“I think it has taken a lot of pressure off my cycling,” he said. “A lot of the time I wonder why I don’t want to win more. I don’t yearn to win. I think it is because I come to the race and do the job for the team to live the lifestyle I want to live at home,” he says. “I have learnt that a lot in the last few years as I have gotten older.”
The move from Pro Continental level (with UnitedHealthcare) down to Continental level (with Floyd’s) has reduced the pressure on Clarke too. It’s given him greater freedom personally and professionally; he’s blossoming at home and abroad as a result of the change.
Floyd’s director Gord Fraser has known Clarke since the 2000s but 2019 is the first year the duo have worked together on a trade team. When putting together the roster, Fraser wanted winners. But equally important was a road captain, a rider of Clarke’s calibre and experience. And Clarke was the perfect fit, as Fraser explained to CyclingTips.
“We are a struggling Continental team in terms of budget,” Fraser said. “The first priority was to get the proven producers of results like Serghei Tvetcov and Travis McCabe but of course I knew Jonny’s qualities and his old team really revered him as a leader.
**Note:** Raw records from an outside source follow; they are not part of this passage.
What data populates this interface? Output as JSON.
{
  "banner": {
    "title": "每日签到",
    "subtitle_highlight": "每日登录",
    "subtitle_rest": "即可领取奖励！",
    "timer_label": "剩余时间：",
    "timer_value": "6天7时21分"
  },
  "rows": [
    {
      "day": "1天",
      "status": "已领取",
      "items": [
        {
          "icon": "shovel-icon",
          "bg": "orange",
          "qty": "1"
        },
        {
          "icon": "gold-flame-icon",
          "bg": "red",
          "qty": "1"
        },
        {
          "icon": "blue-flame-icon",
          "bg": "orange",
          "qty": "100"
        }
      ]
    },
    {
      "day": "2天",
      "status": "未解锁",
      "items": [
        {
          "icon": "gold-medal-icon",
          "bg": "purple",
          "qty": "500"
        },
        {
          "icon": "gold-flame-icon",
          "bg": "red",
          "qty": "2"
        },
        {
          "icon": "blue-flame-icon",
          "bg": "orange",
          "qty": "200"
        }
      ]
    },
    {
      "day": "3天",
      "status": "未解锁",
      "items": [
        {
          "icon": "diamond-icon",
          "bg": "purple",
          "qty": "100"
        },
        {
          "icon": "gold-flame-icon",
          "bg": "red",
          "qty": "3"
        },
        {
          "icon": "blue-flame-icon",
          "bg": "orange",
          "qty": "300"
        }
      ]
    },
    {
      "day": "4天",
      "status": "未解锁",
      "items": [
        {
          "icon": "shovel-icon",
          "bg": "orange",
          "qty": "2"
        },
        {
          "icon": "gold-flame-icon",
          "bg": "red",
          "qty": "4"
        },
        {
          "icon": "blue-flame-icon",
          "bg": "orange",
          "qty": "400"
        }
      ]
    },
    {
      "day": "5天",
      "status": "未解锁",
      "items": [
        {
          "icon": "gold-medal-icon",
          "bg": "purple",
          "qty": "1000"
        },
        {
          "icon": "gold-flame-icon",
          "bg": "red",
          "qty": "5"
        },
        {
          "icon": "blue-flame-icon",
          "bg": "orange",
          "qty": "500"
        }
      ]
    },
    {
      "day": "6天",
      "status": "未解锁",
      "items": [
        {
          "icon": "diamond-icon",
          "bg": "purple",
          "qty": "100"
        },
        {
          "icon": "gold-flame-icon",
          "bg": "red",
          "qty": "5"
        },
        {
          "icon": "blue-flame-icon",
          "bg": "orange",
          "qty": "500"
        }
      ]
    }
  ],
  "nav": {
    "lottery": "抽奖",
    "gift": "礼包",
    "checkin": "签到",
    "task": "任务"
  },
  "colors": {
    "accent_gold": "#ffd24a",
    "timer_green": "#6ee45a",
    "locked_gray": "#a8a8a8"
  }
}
“We are not really big on using the radio as a team. So to have a captain like Jonny, a calm, level-headed guy who has seen every tactical situation, is a real luxury for me as a director.”
While cycling has been Clarke’s life, it hasn’t always been about the bike. The bike has been an enabler of lifestyle, of friendship, camaraderie and freedom. And for Fraser, Clarke is an ideal role model and example for his younger riders who often get caught up in the minutiae of the sport. Clarke is a living demonstration of how enriching cycling can be; how important it is to enjoy the moment.
“He sets the tone off the bike as well. Always cracking jokes, keeping people loose,” Fraser says of Clarke. “We have young guys and they get uptight. That current generation is stereotypically into their watts and get all upright and Jonny is a good check and balance to that.”
Having waited so long into his career to claim a win — the first for the new Floyd’s team no less — Clarke could be forgiven for enjoying the moment and revelling in victory. However, considering Clarke did his best to rid himself of the leader’s jersey in Taiwan, Fraser needn’t worry about dealing with an inflated ego from his Australian road captain.
“I won the first day and I didn’t even put my hands in the air because I was so surprised,” Clarke said of his stage 2 victory in Taiwan. “Then I lost the jersey but we were on equal time. I was kind of happy to lose the jersey because I wanted to get rid of it. Even going into that last climbing day, I wasn’t even thinking about it.”
But on stage 4 of the five-stage race, Clarke finished second and took back the lead. He held it through the final day.
“The stars aligned and there it was,” he said. “It was a cool experience and obviously one I haven’t had before. I would love to have it again but I might never have it again.”
Floyd’s Pro Racing is now back stateside after an early-season block of Asian racing. It was a solid campaign — in addition to Clarke’s Taiwan stage win and overall success, McCabe took a stage win and the points jersey at the Tour de Langkawi and Keegan Swirbul finished second on GC. For Clarke, every race is already a win so to have recorded a number of results is an added bonus.
“With a Conti team when you are racing these Pro Conti teams, you can only win,” he said. “If we get beaten by them, whatever. That’s fine. But if we beat them, well that’s awesome. That’s the way I look at it.”
While a lot has changed in his life this past year, Clarke remains committed to the same process he always has. And that doesn’t look like changing anytime soon.
“The perfect moment on the bike is out on a backroad somewhere, by myself, no cars around,” he said. “Not really doing anything specific. Just riding along. Not pedalling along too easy, not going too hard, just grinding it out. I think that is where I am at home.”
For Jonny Clarke, cycling is life. And life is pretty good right now.